BEGIN LISTED RECORDS

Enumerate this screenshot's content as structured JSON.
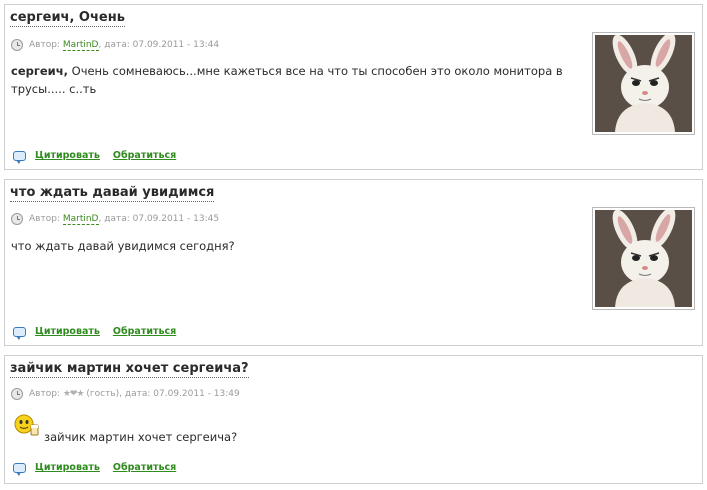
{
  "posts": [
    {
      "title": "сергеич, Очень",
      "author_label": "Автор:",
      "author": "MartinD",
      "date_label": ", дата:",
      "date": "07.09.2011 - 13:44",
      "text_bold": "сергеич,",
      "text": " Очень сомневаюсь...мне кажеться все на что ты способен это около монитора в трусы..... с..ть",
      "quote_label": "Цитировать",
      "reply_label": "Обратиться",
      "avatar_icon": "rabbit-costume-avatar"
    },
    {
      "title": "что ждать давай увидимся",
      "author_label": "Автор:",
      "author": "MartinD",
      "date_label": ", дата:",
      "date": "07.09.2011 - 13:45",
      "text": "что ждать давай увидимся сегодня?",
      "quote_label": "Цитировать",
      "reply_label": "Обратиться",
      "avatar_icon": "rabbit-costume-avatar"
    },
    {
      "title": "зайчик мартин хочет сергеича?",
      "author_label": "Автор:",
      "author": "★❤★",
      "author_suffix": "(гость)",
      "date_label": ", дата:",
      "date": "07.09.2011 - 13:49",
      "text": "зайчик мартин хочет сергеича?",
      "quote_label": "Цитировать",
      "reply_label": "Обратиться",
      "smiley_icon": "beer-smiley-icon"
    }
  ],
  "colors": {
    "link_green": "#2e8b1e",
    "meta_gray": "#9a9a9a",
    "border": "#cfcfcf"
  }
}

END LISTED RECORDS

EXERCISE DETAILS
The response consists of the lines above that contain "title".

RESPONSE BELOW
      "title": "сергеич, Очень",
      "title": "что ждать давай увидимся",
      "title": "зайчик мартин хочет сергеича?",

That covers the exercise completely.